And it looked like Derby might make us pay – Ward pulled off a great diving save from a Kenny Miller shot after Higginbotham’s error. The keeper almost went from hero to zero, flapping at the resultant corner – Whitehead’s clearance off the line coming to his rescue.
Kenwyne Jones hit the post just before half time after Leadbitter’s shot had come back out off Bywater – Jones should have done much better – but in truth it was Derby who were in the ascendancy.
So much so, the home team as booed off at half time.
The second half went much the same way, Carlos Edwards showing up brightly while Derby’s Oakley had a shot deflected wide. Cole made way for Chopra – who immediately got in the way of a goal bound Whitehead effort – Liam Miller replaced Leadbitter and Anthony Stokes took the place of Carlos Edwards, who limped off with what transpired to be a broken leg.

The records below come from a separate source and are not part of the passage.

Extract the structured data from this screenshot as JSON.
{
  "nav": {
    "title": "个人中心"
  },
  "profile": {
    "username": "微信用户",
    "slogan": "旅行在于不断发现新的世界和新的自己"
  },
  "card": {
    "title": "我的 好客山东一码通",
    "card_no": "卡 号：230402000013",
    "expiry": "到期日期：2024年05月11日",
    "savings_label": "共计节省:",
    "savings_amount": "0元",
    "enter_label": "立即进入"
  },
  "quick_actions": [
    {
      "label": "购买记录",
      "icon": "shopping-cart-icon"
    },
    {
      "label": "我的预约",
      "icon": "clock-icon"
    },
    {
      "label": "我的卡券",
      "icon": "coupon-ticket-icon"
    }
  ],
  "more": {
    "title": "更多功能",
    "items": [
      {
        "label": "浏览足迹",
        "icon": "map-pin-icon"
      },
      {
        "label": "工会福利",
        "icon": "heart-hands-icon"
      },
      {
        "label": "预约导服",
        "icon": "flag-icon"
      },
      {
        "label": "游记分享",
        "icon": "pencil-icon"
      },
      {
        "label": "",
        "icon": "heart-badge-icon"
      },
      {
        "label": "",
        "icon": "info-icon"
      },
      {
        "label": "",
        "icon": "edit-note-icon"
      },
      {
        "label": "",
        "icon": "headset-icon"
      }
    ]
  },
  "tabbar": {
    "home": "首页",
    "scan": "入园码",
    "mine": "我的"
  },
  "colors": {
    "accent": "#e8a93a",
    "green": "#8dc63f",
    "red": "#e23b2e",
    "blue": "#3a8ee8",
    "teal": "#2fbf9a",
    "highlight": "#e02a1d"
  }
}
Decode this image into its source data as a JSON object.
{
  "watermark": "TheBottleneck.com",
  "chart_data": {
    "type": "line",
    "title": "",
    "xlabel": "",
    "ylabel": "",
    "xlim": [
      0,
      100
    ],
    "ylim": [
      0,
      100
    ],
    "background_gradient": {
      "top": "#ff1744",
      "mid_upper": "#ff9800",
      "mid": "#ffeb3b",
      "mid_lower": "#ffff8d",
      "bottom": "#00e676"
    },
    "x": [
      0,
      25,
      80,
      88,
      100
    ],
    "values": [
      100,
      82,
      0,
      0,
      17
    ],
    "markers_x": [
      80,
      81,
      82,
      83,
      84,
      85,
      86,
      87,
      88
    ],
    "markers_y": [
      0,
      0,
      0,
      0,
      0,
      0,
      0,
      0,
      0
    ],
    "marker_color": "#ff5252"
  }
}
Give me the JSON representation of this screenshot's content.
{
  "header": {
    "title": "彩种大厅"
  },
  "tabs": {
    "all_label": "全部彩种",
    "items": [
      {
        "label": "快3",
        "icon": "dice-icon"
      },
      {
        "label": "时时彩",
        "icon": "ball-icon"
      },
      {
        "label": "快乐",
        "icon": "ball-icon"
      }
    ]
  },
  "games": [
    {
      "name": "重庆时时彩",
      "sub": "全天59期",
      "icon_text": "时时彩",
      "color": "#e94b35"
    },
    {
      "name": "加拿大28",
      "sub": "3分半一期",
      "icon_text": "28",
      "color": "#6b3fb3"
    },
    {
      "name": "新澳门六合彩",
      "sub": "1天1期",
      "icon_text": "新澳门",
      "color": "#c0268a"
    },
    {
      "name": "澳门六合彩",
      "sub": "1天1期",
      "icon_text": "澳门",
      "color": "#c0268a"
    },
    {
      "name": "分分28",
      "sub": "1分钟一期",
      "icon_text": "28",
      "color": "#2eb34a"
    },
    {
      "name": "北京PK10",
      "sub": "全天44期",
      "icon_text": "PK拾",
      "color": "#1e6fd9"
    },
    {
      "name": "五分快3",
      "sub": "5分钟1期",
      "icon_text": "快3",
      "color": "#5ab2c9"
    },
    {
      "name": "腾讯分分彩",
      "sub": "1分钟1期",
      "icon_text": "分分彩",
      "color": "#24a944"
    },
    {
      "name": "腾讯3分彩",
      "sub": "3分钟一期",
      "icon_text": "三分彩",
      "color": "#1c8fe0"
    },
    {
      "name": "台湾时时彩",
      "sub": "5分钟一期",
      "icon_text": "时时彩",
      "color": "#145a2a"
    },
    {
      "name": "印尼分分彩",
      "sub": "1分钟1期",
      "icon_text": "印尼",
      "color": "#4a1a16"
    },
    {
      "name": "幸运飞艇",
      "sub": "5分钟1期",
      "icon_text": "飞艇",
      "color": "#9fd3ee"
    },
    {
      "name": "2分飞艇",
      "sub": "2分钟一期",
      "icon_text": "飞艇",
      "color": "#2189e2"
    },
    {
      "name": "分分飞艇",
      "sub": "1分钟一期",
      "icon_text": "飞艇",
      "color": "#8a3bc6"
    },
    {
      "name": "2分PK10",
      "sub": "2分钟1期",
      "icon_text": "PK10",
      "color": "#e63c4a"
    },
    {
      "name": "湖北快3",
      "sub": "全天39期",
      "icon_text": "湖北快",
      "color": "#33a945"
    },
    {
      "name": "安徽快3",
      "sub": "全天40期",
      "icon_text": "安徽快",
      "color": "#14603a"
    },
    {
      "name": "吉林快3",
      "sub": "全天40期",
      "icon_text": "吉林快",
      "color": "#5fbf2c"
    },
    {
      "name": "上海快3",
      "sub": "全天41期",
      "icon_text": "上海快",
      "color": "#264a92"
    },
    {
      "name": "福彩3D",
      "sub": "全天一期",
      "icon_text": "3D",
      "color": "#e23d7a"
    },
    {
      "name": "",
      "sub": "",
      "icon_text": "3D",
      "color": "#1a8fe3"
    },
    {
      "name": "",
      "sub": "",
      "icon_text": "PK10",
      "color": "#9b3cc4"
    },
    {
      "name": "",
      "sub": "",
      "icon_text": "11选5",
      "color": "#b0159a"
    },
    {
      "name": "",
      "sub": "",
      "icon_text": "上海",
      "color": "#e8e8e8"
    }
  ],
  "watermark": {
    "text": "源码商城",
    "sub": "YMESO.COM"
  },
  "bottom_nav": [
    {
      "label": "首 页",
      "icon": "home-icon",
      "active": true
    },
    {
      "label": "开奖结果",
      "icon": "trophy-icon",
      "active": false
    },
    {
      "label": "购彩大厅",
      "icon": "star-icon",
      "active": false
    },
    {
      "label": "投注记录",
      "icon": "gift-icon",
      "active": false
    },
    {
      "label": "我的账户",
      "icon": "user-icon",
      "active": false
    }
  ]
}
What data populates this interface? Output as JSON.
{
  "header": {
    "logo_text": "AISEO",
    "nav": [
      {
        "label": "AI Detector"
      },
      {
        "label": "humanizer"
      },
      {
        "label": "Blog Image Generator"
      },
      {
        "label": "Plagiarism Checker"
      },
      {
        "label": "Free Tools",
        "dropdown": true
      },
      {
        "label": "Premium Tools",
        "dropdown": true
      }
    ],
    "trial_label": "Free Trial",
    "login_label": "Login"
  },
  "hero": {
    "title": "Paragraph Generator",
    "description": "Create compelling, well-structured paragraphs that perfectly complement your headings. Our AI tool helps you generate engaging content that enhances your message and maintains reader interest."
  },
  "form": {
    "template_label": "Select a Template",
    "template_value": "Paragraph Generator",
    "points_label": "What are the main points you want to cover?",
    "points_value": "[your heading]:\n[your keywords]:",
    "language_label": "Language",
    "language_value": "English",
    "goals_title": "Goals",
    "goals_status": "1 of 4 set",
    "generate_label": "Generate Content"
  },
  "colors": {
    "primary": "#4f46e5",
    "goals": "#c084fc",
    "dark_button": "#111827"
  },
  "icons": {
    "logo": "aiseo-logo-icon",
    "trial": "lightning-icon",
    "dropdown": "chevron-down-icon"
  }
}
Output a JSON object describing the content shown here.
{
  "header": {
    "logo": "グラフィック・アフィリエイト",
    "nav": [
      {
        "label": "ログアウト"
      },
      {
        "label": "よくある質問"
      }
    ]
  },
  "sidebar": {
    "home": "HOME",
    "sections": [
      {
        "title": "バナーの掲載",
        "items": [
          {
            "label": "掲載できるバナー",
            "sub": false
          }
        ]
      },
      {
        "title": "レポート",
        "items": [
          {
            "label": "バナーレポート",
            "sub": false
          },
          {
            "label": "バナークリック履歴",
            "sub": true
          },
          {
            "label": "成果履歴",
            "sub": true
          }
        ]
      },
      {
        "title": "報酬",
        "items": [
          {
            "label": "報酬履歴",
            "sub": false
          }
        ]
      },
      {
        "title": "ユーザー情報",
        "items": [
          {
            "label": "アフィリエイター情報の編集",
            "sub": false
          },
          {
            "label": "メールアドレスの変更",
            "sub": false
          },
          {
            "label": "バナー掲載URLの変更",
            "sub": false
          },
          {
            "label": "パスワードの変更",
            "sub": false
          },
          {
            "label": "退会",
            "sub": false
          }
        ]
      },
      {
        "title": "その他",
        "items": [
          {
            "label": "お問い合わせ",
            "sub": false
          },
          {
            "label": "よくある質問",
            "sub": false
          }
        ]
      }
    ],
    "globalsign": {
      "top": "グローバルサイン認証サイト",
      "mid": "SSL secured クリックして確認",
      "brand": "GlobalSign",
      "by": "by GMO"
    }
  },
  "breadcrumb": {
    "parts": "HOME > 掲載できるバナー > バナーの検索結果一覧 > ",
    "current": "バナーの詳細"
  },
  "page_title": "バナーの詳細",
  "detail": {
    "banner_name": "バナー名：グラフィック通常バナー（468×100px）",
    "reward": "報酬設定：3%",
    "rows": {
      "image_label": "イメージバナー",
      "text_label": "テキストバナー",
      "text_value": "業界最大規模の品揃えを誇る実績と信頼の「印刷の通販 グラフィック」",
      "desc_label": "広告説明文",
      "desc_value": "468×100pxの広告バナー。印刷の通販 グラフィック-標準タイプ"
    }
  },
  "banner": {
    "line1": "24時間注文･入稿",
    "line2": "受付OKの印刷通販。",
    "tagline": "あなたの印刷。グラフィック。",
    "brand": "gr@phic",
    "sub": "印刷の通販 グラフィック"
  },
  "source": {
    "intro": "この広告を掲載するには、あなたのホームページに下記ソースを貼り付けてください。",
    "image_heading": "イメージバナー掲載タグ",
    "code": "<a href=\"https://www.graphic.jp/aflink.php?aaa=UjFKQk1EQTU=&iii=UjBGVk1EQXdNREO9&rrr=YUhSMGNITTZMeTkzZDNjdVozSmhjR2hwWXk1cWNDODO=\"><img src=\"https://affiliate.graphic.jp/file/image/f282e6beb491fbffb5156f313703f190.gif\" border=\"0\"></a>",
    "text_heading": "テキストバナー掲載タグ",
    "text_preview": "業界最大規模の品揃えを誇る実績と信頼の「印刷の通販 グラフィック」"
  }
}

While it was Miller who’d scored a late winner on the last occasion the Rams came to Wearside, it was fellow sub Stokes who hooked in at the second attempt after Kenwyne Jones’ header from Miller’s cross was saved by Bywater with the game deep into three minutes of stoppage time.
Keane said after the game:
I’m happy for the players because it’s been a big test for them this week. When you lose 7-1 you’re going to get things written about you and the fans will start asking questions about what’s going on. And the supporters were different class today. There was forty-odd thousand here and a bit of tension as you would expect, but they stayed with the players.
I’m sure a lot left early thinking it had 0-0 written all over it so I’m delighted for the fans, particularly the ones who stayed right to the death, even the ones who were on the pitch celebrating.
He had some rather prophetic words about match winner Stokes, too:
He’s a young man who can go as far as he wants. He could be a top, top player or he could be playing non-League in four years’ time.
He’s got to avoid the pitfalls.
Any in particular?
The Glass Spider.
It was a massive three points for Sunderland, and typified the ‘never say die’ attitude Keane had embedded into the squad – and while the lads stayed up with 39 points and 11 wins, Derby went down with a whimper, failing to win another game.
Saturday 1 December 2007, Stadium of Light, 42,380.
Goal: Stokes ‘90+3
Sunderland: Ward, Halford, Collins, Leadbitter (Miller 83), McShane, Higginbotham, Edwards (Stokes 78), Whitehead, Jones, Cole (Chopra 64) Wallace. Subs not used: Gordon, Harte.
Derby: Bywater, Griffin, McEveley, Oakley, Moore, Davis, Teale (Leacock), Pearson, Howard, Miller (Earnshaw), Barnes (Fagan), Subs not used: Price, Mears.